Beginning with the first entry, print all the records exactly.

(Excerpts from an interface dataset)
----

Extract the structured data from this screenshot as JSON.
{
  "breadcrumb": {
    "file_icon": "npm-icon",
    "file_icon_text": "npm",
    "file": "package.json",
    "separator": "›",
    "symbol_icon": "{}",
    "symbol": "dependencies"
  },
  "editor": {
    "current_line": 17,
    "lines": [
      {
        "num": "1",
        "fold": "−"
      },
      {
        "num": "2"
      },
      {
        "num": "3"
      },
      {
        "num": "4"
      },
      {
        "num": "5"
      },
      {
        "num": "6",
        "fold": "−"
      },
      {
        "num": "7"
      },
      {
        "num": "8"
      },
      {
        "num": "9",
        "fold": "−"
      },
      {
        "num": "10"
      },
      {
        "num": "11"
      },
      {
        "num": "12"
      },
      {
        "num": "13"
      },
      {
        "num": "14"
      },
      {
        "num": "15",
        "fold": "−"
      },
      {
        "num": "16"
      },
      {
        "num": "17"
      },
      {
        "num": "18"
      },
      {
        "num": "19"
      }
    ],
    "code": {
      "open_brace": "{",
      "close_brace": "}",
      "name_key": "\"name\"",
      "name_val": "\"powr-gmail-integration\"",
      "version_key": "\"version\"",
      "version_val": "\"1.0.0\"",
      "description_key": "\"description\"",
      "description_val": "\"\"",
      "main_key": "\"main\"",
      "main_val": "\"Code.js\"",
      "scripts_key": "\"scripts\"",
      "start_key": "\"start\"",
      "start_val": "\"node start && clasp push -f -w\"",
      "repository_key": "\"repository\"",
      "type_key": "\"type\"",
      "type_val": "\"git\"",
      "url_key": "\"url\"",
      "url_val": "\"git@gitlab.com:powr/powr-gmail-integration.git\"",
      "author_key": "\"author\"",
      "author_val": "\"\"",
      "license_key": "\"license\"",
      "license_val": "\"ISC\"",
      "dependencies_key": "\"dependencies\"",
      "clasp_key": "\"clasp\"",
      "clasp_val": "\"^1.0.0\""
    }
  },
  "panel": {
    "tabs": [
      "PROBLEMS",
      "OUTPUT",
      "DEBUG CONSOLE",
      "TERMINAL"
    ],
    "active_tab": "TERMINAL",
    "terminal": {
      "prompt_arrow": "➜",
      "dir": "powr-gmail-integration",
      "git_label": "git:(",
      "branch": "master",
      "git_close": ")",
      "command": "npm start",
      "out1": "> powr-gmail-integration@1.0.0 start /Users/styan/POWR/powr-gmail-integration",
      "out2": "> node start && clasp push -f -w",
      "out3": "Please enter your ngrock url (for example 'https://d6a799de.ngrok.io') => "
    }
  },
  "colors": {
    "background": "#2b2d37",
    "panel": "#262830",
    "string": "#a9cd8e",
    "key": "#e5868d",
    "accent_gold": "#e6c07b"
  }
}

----

> **SOLUTION TO THIS PROBLEM**
Extract the structured data from this screenshot as JSON.
{
  "breadcrumb": {
    "file_icon": "npm-icon",
    "file_icon_text": "npm",
    "file": "package.json",
    "separator": "›",
    "symbol_icon": "{}",
    "symbol": "dependencies"
  },
  "editor": {
    "current_line": 17,
    "lines": [
      {
        "num": "1",
        "fold": "−"
      },
      {
        "num": "2"
      },
      {
        "num": "3"
      },
      {
        "num": "4"
      },
      {
        "num": "5"
      },
      {
        "num": "6",
        "fold": "−"
      },
      {
        "num": "7"
      },
      {
        "num": "8"
      },
      {
        "num": "9",
        "fold": "−"
      },
      {
        "num": "10"
      },
      {
        "num": "11"
      },
      {
        "num": "12"
      },
      {
        "num": "13"
      },
      {
        "num": "14"
      },
      {
        "num": "15",
        "fold": "−"
      },
      {
        "num": "16"
      },
      {
        "num": "17"
      },
      {
        "num": "18"
      },
      {
        "num": "19"
      }
    ],
    "code": {
      "open_brace": "{",
      "close_brace": "}",
      "name_key": "\"name\"",
      "name_val": "\"powr-gmail-integration\"",
      "version_key": "\"version\"",
      "version_val": "\"1.0.0\"",
      "description_key": "\"description\"",
      "description_val": "\"\"",
      "main_key": "\"main\"",
      "main_val": "\"Code.js\"",
      "scripts_key": "\"scripts\"",
      "start_key": "\"start\"",
      "start_val": "\"node start && clasp push -f -w\"",
      "repository_key": "\"repository\"",
      "type_key": "\"type\"",
      "type_val": "\"git\"",
      "url_key": "\"url\"",
      "url_val": "\"git@gitlab.com:powr/powr-gmail-integration.git\"",
      "author_key": "\"author\"",
      "author_val": "\"\"",
      "license_key": "\"license\"",
      "license_val": "\"ISC\"",
      "dependencies_key": "\"dependencies\"",
      "clasp_key": "\"clasp\"",
      "clasp_val": "\"^1.0.0\""
    }
  },
  "panel": {
    "tabs": [
      "PROBLEMS",
      "OUTPUT",
      "DEBUG CONSOLE",
      "TERMINAL"
    ],
    "active_tab": "TERMINAL",
    "terminal": {
      "prompt_arrow": "➜",
      "dir": "powr-gmail-integration",
      "git_label": "git:(",
      "branch": "master",
      "git_close": ")",
      "command": "npm start",
      "out1": "> powr-gmail-integration@1.0.0 start /Users/styan/POWR/powr-gmail-integration",
      "out2": "> node start && clasp push -f -w",
      "out3": "Please enter your ngrock url (for example 'https://d6a799de.ngrok.io') => "
    }
  },
  "colors": {
    "background": "#2b2d37",
    "panel": "#262830",
    "string": "#a9cd8e",
    "key": "#e5868d",
    "accent_gold": "#e6c07b"
  }
}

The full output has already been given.